Monday, March 4, 2013

NPPL Adopts PSP Bunker Set (mostly)

And posts a not-quite-ready-for-primetime version of the HB layout. Hey, I enjoy a little comic relief as much as the next guy so I'm not gonna give the league grief over a grid to 3D image "inconsistency". (What, you missed it? One version, probably the 3D, mixed up which bunker was where in a trade between a Temple and a Maya Temple--in Sup'Air speak. Not a huge deal really. Heck, I'm still waiting to find out what a grand success the Hawaiian Challenge was. I couldn't resist.) I am however gonna give the league just tiny bit of grief over the last minute move of the snake side MT. If that was really necessary why did it take somebody pointing out the obvious on the internet to get it "fixed" and if there was nothing wrong with the original placement why was it moved? Consider those rhetorical questions. (Jet lag from all those Hawaiian trips? Okay, I'll stop. I promise.)
The bigger, more interesting question is: Does this help promulgate the NPPL and the 7-man game or is it another (unintentional) sign of the end of the league and format as a serious national competitor? Now this may surprise some of you but I think this was a clever idea well worth consideration--and I think it's probably a sign of a league on its last legs. Then again, this move and the move away from a legit pro division might actually save the NPPL.
Part of the problem the NPPL had to overcome in its latest incarnation (3.0 by VFTD reckoning) was that most places nobody played 7-man anymore and worse, there weren't any, or many, 7-man fields around on which to give the format a try. (And every year another upgrade kit came out reduced their numbers a little more.) After three long years of choking off their own potential grassroots growth moving to the other guys' bunker set means that from now on it will be possible to set-up NPPL layouts anywhere, or pretty darn close. The format instantly becomes accessible to huge portions of the paintball country where it had no chance before. But the move was also a capitulation, an acknowledgement that the other guys were delivering the product the majority wanted and that is a reality the NPPL still needs to make inroads against.
The answer may depend on what the NPPL and its fans [insert your own joke here] find acceptable. If they are satisfied being a second tier series doing their own thing for a modest fan and player base with a newfound potential to grow then they might keep the league alive indefinitely. Assuming they can get their finances under control without another moneyman prepared to cover the red ink. And if that is the way things turn out what we will see in relatively short order is real Race To-whatever in 7-man format if the HB layout is indicative. They may begin play with 7 players on the field but once the buzzer sounds they will be playing Race To whether they like it or not.

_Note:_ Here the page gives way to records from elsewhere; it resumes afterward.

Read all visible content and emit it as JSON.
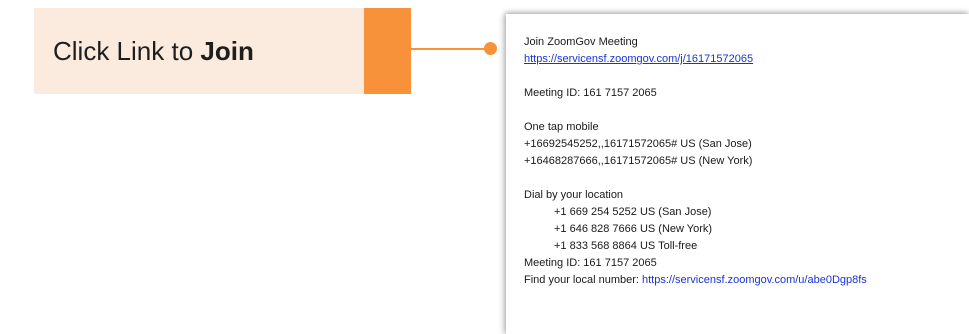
{
  "callout": {
    "label_prefix": "Click Link to ",
    "label_bold": "Join"
  },
  "colors": {
    "accent": "#f7923a",
    "callout_bg": "#fbeade",
    "link": "#1a33d6"
  },
  "email": {
    "heading": "Join ZoomGov Meeting",
    "join_url": "https://servicensf.zoomgov.com/j/16171572065",
    "meeting_id": "Meeting ID: 161 7157 2065",
    "one_tap_heading": "One tap mobile",
    "one_tap": [
      "+16692545252,,16171572065# US (San Jose)",
      "+16468287666,,16171572065# US (New York)"
    ],
    "dial_heading": "Dial by your location",
    "dial_numbers": [
      "+1 669 254 5252 US (San Jose)",
      "+1 646 828 7666 US (New York)",
      "+1 833 568 8864 US Toll-free"
    ],
    "meeting_id_repeat": "Meeting ID: 161 7157 2065",
    "local_number_label": "Find your local number: ",
    "local_number_url": "https://servicensf.zoomgov.com/u/abe0Dgp8fs"
  }
}
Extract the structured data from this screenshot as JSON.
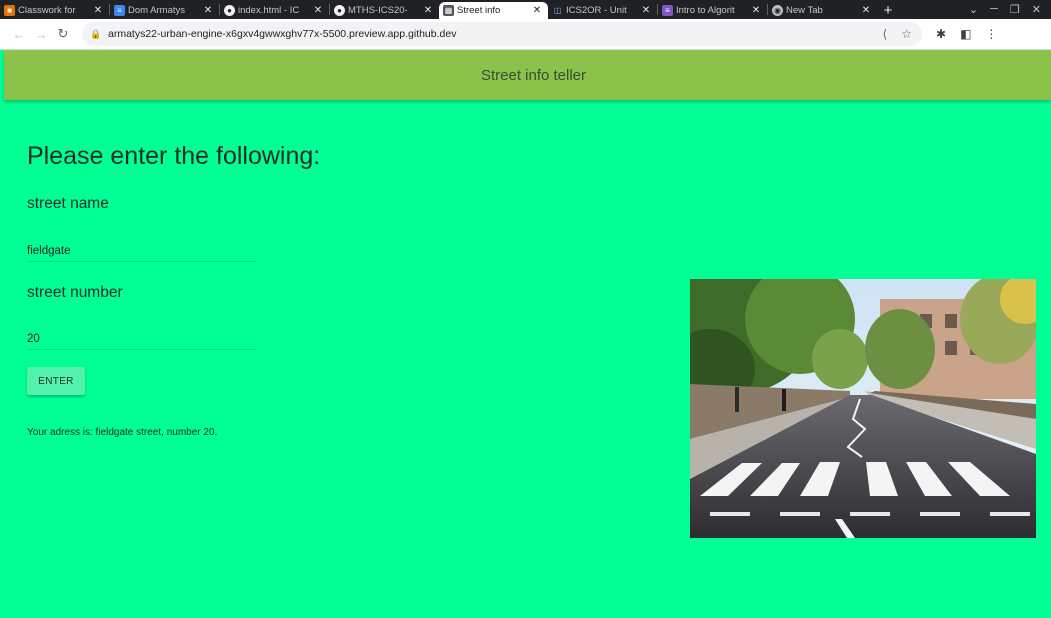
{
  "browser": {
    "tabs": [
      {
        "title": "Classwork for",
        "icon": "classroom-icon",
        "color": "#e37400"
      },
      {
        "title": "Dom Armatys",
        "icon": "docs-icon",
        "color": "#4285f4"
      },
      {
        "title": "index.html - IC",
        "icon": "github-icon",
        "color": "#f0f0f0"
      },
      {
        "title": "MTHS-ICS20-",
        "icon": "github-icon",
        "color": "#f0f0f0"
      },
      {
        "title": "Street info",
        "icon": "page-icon",
        "color": "#555555"
      },
      {
        "title": "ICS2OR - Unit",
        "icon": "trash-icon",
        "color": "#8ab4f8"
      },
      {
        "title": "Intro to Algorit",
        "icon": "list-icon",
        "color": "#7e57c2"
      },
      {
        "title": "New Tab",
        "icon": "chrome-icon",
        "color": "#bdc1c6"
      }
    ],
    "url": "armatys22-urban-engine-x6gxv4gwwxghv77x-5500.preview.app.github.dev"
  },
  "app": {
    "title": "Street info teller",
    "heading": "Please enter the following:",
    "street_name_label": "street name",
    "street_name_value": "fieldgate",
    "street_number_label": "street number",
    "street_number_value": "20",
    "enter_label": "ENTER",
    "result_text": "Your adress is: fieldgate street, number 20."
  },
  "colors": {
    "page_background": "#00ff95",
    "appbar": "#8bc34a",
    "button": "#52f2ac"
  }
}
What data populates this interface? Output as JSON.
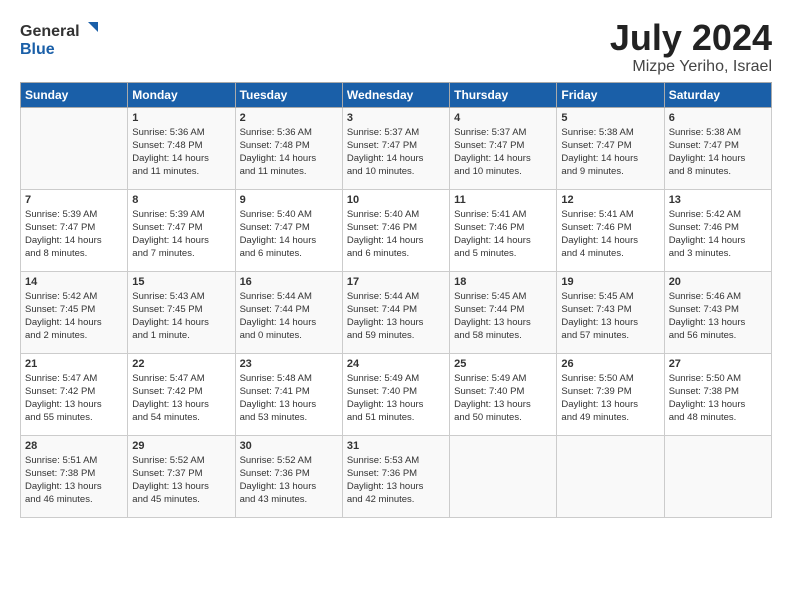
{
  "header": {
    "logo_general": "General",
    "logo_blue": "Blue",
    "month_year": "July 2024",
    "location": "Mizpe Yeriho, Israel"
  },
  "days_of_week": [
    "Sunday",
    "Monday",
    "Tuesday",
    "Wednesday",
    "Thursday",
    "Friday",
    "Saturday"
  ],
  "weeks": [
    [
      {
        "day": "",
        "info": ""
      },
      {
        "day": "1",
        "info": "Sunrise: 5:36 AM\nSunset: 7:48 PM\nDaylight: 14 hours\nand 11 minutes."
      },
      {
        "day": "2",
        "info": "Sunrise: 5:36 AM\nSunset: 7:48 PM\nDaylight: 14 hours\nand 11 minutes."
      },
      {
        "day": "3",
        "info": "Sunrise: 5:37 AM\nSunset: 7:47 PM\nDaylight: 14 hours\nand 10 minutes."
      },
      {
        "day": "4",
        "info": "Sunrise: 5:37 AM\nSunset: 7:47 PM\nDaylight: 14 hours\nand 10 minutes."
      },
      {
        "day": "5",
        "info": "Sunrise: 5:38 AM\nSunset: 7:47 PM\nDaylight: 14 hours\nand 9 minutes."
      },
      {
        "day": "6",
        "info": "Sunrise: 5:38 AM\nSunset: 7:47 PM\nDaylight: 14 hours\nand 8 minutes."
      }
    ],
    [
      {
        "day": "7",
        "info": "Sunrise: 5:39 AM\nSunset: 7:47 PM\nDaylight: 14 hours\nand 8 minutes."
      },
      {
        "day": "8",
        "info": "Sunrise: 5:39 AM\nSunset: 7:47 PM\nDaylight: 14 hours\nand 7 minutes."
      },
      {
        "day": "9",
        "info": "Sunrise: 5:40 AM\nSunset: 7:47 PM\nDaylight: 14 hours\nand 6 minutes."
      },
      {
        "day": "10",
        "info": "Sunrise: 5:40 AM\nSunset: 7:46 PM\nDaylight: 14 hours\nand 6 minutes."
      },
      {
        "day": "11",
        "info": "Sunrise: 5:41 AM\nSunset: 7:46 PM\nDaylight: 14 hours\nand 5 minutes."
      },
      {
        "day": "12",
        "info": "Sunrise: 5:41 AM\nSunset: 7:46 PM\nDaylight: 14 hours\nand 4 minutes."
      },
      {
        "day": "13",
        "info": "Sunrise: 5:42 AM\nSunset: 7:46 PM\nDaylight: 14 hours\nand 3 minutes."
      }
    ],
    [
      {
        "day": "14",
        "info": "Sunrise: 5:42 AM\nSunset: 7:45 PM\nDaylight: 14 hours\nand 2 minutes."
      },
      {
        "day": "15",
        "info": "Sunrise: 5:43 AM\nSunset: 7:45 PM\nDaylight: 14 hours\nand 1 minute."
      },
      {
        "day": "16",
        "info": "Sunrise: 5:44 AM\nSunset: 7:44 PM\nDaylight: 14 hours\nand 0 minutes."
      },
      {
        "day": "17",
        "info": "Sunrise: 5:44 AM\nSunset: 7:44 PM\nDaylight: 13 hours\nand 59 minutes."
      },
      {
        "day": "18",
        "info": "Sunrise: 5:45 AM\nSunset: 7:44 PM\nDaylight: 13 hours\nand 58 minutes."
      },
      {
        "day": "19",
        "info": "Sunrise: 5:45 AM\nSunset: 7:43 PM\nDaylight: 13 hours\nand 57 minutes."
      },
      {
        "day": "20",
        "info": "Sunrise: 5:46 AM\nSunset: 7:43 PM\nDaylight: 13 hours\nand 56 minutes."
      }
    ],
    [
      {
        "day": "21",
        "info": "Sunrise: 5:47 AM\nSunset: 7:42 PM\nDaylight: 13 hours\nand 55 minutes."
      },
      {
        "day": "22",
        "info": "Sunrise: 5:47 AM\nSunset: 7:42 PM\nDaylight: 13 hours\nand 54 minutes."
      },
      {
        "day": "23",
        "info": "Sunrise: 5:48 AM\nSunset: 7:41 PM\nDaylight: 13 hours\nand 53 minutes."
      },
      {
        "day": "24",
        "info": "Sunrise: 5:49 AM\nSunset: 7:40 PM\nDaylight: 13 hours\nand 51 minutes."
      },
      {
        "day": "25",
        "info": "Sunrise: 5:49 AM\nSunset: 7:40 PM\nDaylight: 13 hours\nand 50 minutes."
      },
      {
        "day": "26",
        "info": "Sunrise: 5:50 AM\nSunset: 7:39 PM\nDaylight: 13 hours\nand 49 minutes."
      },
      {
        "day": "27",
        "info": "Sunrise: 5:50 AM\nSunset: 7:38 PM\nDaylight: 13 hours\nand 48 minutes."
      }
    ],
    [
      {
        "day": "28",
        "info": "Sunrise: 5:51 AM\nSunset: 7:38 PM\nDaylight: 13 hours\nand 46 minutes."
      },
      {
        "day": "29",
        "info": "Sunrise: 5:52 AM\nSunset: 7:37 PM\nDaylight: 13 hours\nand 45 minutes."
      },
      {
        "day": "30",
        "info": "Sunrise: 5:52 AM\nSunset: 7:36 PM\nDaylight: 13 hours\nand 43 minutes."
      },
      {
        "day": "31",
        "info": "Sunrise: 5:53 AM\nSunset: 7:36 PM\nDaylight: 13 hours\nand 42 minutes."
      },
      {
        "day": "",
        "info": ""
      },
      {
        "day": "",
        "info": ""
      },
      {
        "day": "",
        "info": ""
      }
    ]
  ]
}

Saturday, March 2, 2013

Rules 2013

Aight, now that the latest edition of the rules is available I have a couple of questions and observations. Have you looked at the updated rules or are you gonna wing it? (I know how it is, we used to fight over who had to go the captain's meetings back in the day.) Is the Quick Reference guide to changes upfront helpful? Any of the changes got you tearing out your hair? No more 3 headwraps got you down?
All things considered it strikes me as a net plus. I particularly like the new Overtime which has the potential to mucho more exciting than more than a few long, dull and tedious o/t's were last season.
Anyway, more than anything this is your opportunity to sound off. Pick a nit. Offer an alternative or simply acknowledge that you can't enough of the new rulebook. (Yeah, I know, that last one is unlikely but you never know.)

Oh yeah, there's still the matter of filling in the pro ranking rules before Dallas so who knows, if you have a really good thought there may be a place for it. And if not now, next time around. No promises of course but you never know.